“Lennar promised there would be a PLA, but then they started playing games during negotiations,” said Hansen. In response, Local 302 orchestrated a social media campaign called “A Better Deal for Concord” to publicly present the union’s case and to press Lennar to honor its promises.

Unfortunately, talks with Lennar failed to yield an agreement, leading the city council to start the bidding process from scratch last April. “This time around, there were three bidding developers that signed PLAs with the trades,” Hansen said.

In October, the council voted 3-2 to award a development contract to Concord First Partners, a decision that pleased the members of Local 302. “We’ve been working with CFP for 20-plus years,” Hansen said. “We’re working on the construction plan with them right now.” The plan should be ready for city council review and consideration in the coming months, he said.

There’s a great deal to consider: On the drawing boards are residential developments consisting of single-family homes and apartment and condominium high rises. Plans also call for at least one hotel, various recreational and educational facilities, a golf course and possibly even a campus for a four-year college.

But because of decades of its use as a military installation, the land is not 100% shovel-ready yet. “The Navy’s still cleaning up the site, and it’ll be another year or so before they’re totally done,” Hansen said.

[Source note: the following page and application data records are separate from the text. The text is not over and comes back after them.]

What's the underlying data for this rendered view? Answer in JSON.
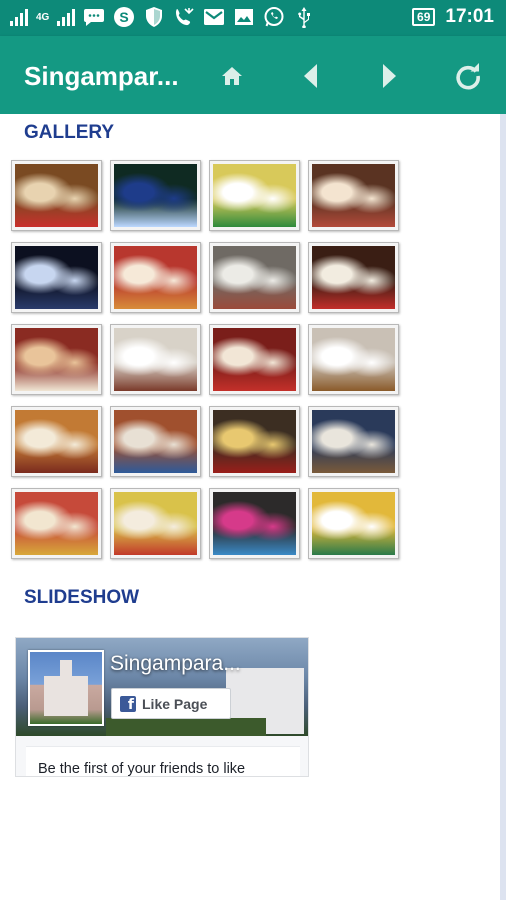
{
  "status_bar": {
    "network_label": "4G",
    "battery": "69",
    "time": "17:01"
  },
  "app_bar": {
    "title": "Singampar...",
    "icons": [
      "home-icon",
      "back-arrow-icon",
      "forward-arrow-icon",
      "refresh-icon"
    ]
  },
  "gallery": {
    "heading": "GALLERY",
    "thumbnails": [
      {
        "c1": "#7a4a22",
        "c2": "#e8d3b0",
        "c3": "#c9302c"
      },
      {
        "c1": "#0f2a22",
        "c2": "#1e3c8a",
        "c3": "#bcd8ff"
      },
      {
        "c1": "#d8c95a",
        "c2": "#ffffff",
        "c3": "#2e8a3c"
      },
      {
        "c1": "#5a3322",
        "c2": "#f4e4d0",
        "c3": "#b34a3a"
      },
      {
        "c1": "#0c1020",
        "c2": "#c7d6f0",
        "c3": "#2a3b6b"
      },
      {
        "c1": "#b8372e",
        "c2": "#f6e9d8",
        "c3": "#d88d3a"
      },
      {
        "c1": "#6f6a64",
        "c2": "#ecebe6",
        "c3": "#9b4a3a"
      },
      {
        "c1": "#3a1e14",
        "c2": "#f2ece0",
        "c3": "#c22e2a"
      },
      {
        "c1": "#8a2b22",
        "c2": "#e9c49a",
        "c3": "#f0e6d4"
      },
      {
        "c1": "#d8d2c8",
        "c2": "#ffffff",
        "c3": "#7a3a2a"
      },
      {
        "c1": "#7a1e1a",
        "c2": "#f2e6d6",
        "c3": "#c4302a"
      },
      {
        "c1": "#c9c0b5",
        "c2": "#ffffff",
        "c3": "#8a5a2a"
      },
      {
        "c1": "#c27a34",
        "c2": "#f3ead8",
        "c3": "#7a2a1e"
      },
      {
        "c1": "#a0502e",
        "c2": "#e8e0d4",
        "c3": "#2e5a9a"
      },
      {
        "c1": "#3c2e22",
        "c2": "#e8c870",
        "c3": "#9a1e1a"
      },
      {
        "c1": "#2a3a5a",
        "c2": "#e9e5dc",
        "c3": "#7a5a3a"
      },
      {
        "c1": "#c64a3a",
        "c2": "#f2e6d0",
        "c3": "#d8a83a"
      },
      {
        "c1": "#d9c24a",
        "c2": "#f4ecde",
        "c3": "#c23a2a"
      },
      {
        "c1": "#2c2a2a",
        "c2": "#d63a8a",
        "c3": "#3a8ac6"
      },
      {
        "c1": "#e2b83a",
        "c2": "#ffffff",
        "c3": "#2a7a4a"
      }
    ]
  },
  "slideshow": {
    "heading": "SLIDESHOW"
  },
  "fb_widget": {
    "page_name": "Singampara...",
    "like_button": "Like Page",
    "friends_text": "Be the first of your friends to like",
    "brand_color": "#3b5998"
  }
}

Under the supervision of the Environmental Protection Agency, the Navy is wrapping up the removal of tons of spent munitions and related debris, as well as residue from a variety of chemicals, including pesticides used decades ago. “They once kept ground squirrels away from their bunkers using arsenic,” Hansen said.

Some remediated sections of the old base, though, are ready for infrastructure work to start, he said, especially near the base’s western edge, close to the Bay Area Rapid Transit system’s North Concord/Martinez station.

Hansen cites Local 302’s many successes negotiating PLAs like this one for NWSC as a key reason why IBEW members, regardless of political party allegiance, need to be politically active.

“We’ve been helping friends of labor get elected for over 30 years, and kept working with the council members,” he said, with Local 302 and the other building trades unions continuing to educate the city council on the benefits of PLAs for the entire community.

Keeping workers happy on the pay-and-benefits front leads to increased productivity, he said. In turn, that helps to ensure projects get completed on-time and right the first time, metrics important to contractors and developers.

“This is the power of organizing the work,” Hansen said. “For the next 30 years, we won’t have to worry about our members finding jobs on this project.”

For now, Hansen said there are enough men and women in the 1,400-member local to handle all of the work on its plate plus what’s on the way at NWSC. Some of that current work falls under agreements with several of the area’s petroleum refineries, including the conversion of oil-producing plants owned by Phillips 66 and Marathon to renewable diesel production, each of which are 4-million-hour projects, Hansen said.

“Phillips will be the largest renewable diesel plant in the world when it’s done,” he added.

It means there can be no letup in Local 302’s recruiting and organizing, Hansen said, especially as the 30-year NWSC project moves forward.

“It’s going to be a challenge,” he said. But Hansen also believes large numbers of open calls can be helpful for organizing and for increasing market share, especially as more workers get exposed to the generous benefits and better pay that union membership can guarantee.

“That’s what makes this a huge organizing opportunity, too,” he said.